The nine previous BRICS summits have enhanced mutual understanding and cooperation among the member nations.
However, the current summit is taking place when the world economic order is confronted with the destabilizing policies of U.S. President Donald Trump. Trade and inter-state commerce are the basis of growth and development the world over but Trump’s “America First” policy runs counter to the process of globalization. Western analysts have by and large been critical of BRICS highlighting the differences and disagreements among them but with the emergence of the Trump phenomenon that threatens the world economic order, it is all the more important that emerging economies come together and plan a strategy which can stand up to the American threat. BRICS, therefore, is a step to build a multi-polar world order and an effort to reduce U.S. geopolitical supremacy.

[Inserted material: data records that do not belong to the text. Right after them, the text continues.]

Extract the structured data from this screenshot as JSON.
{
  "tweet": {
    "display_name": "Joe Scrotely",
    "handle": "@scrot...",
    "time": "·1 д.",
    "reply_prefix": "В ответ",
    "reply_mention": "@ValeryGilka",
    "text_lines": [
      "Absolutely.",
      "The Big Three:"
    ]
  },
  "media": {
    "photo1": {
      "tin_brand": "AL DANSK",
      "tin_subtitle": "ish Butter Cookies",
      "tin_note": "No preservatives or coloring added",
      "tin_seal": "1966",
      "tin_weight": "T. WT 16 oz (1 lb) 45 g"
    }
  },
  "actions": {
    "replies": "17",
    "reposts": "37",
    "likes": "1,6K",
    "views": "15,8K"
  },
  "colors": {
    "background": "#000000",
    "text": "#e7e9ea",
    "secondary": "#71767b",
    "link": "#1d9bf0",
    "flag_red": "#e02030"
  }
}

President Trump’s actions taken recently fully justify the emergence, continuation and development of BRICS. As Chinese President Xi Jinping said, “BRICS is the defender and promoter of developing countries and a force for world peace”. The globalized world needs BRICS – now much more than any time before.
Creation of the BRICS Bank, now called the New Development Bank, has been a major achievement of the BRICS grouping. The Bank, to quote its senior official, has its “focus on sustainable development and sustainable infrastructure.” In addition, the BRICS Business Council and BRICS Network University are the other two important entities set up by the BRICS nations. With every BRICS summit these institutions are expected to be strengthened.
At this BRICS summit with the shadow of U.S. trade protectionism looming large, this matter certainly needs to be discussed. Among the BRICS countries there is a consensus to uphold multilateralism, free trade and an open world economy. Presenting themselves as the voice of emerging nations, the leaders are expected to expand their deliberations on terrorism, renewable and clean energy, food security and civil aviation, among others. Many other major global issues are also likely to be taken up by the BRICS heads of government.
Related to this BRICS summit a rather important event took place in Cape Town recently and this was the BRICS Media Forum under the theme of “BRICS Media Cooperation: Fostering an Inclusive, Just World Order.” The media in all of the five BRICS nations have a responsibility to project BRICS as a viable entity which has the capacity to sow the seeds of a new world order. Moreover, each of the BRICS countries has scanty knowledge of each other. Here the media needs to come in and show the real, positive image of each other. Heads of government are expected to create conditions for their media organizations to project BRICS member nations sufficiently and adequately in their own countries.
As always happens on the side-lines of the summits, perhaps some bilateral issues may also be taken up by leaders. President Xi and Prime Minister Modi who met in Wuhan in April and in Qingdao for the SCO summit in June are likely to carry on discussing important bilateral issues.
The author is vice-chairperson of the Institute of Chinese Studies, New Delhi.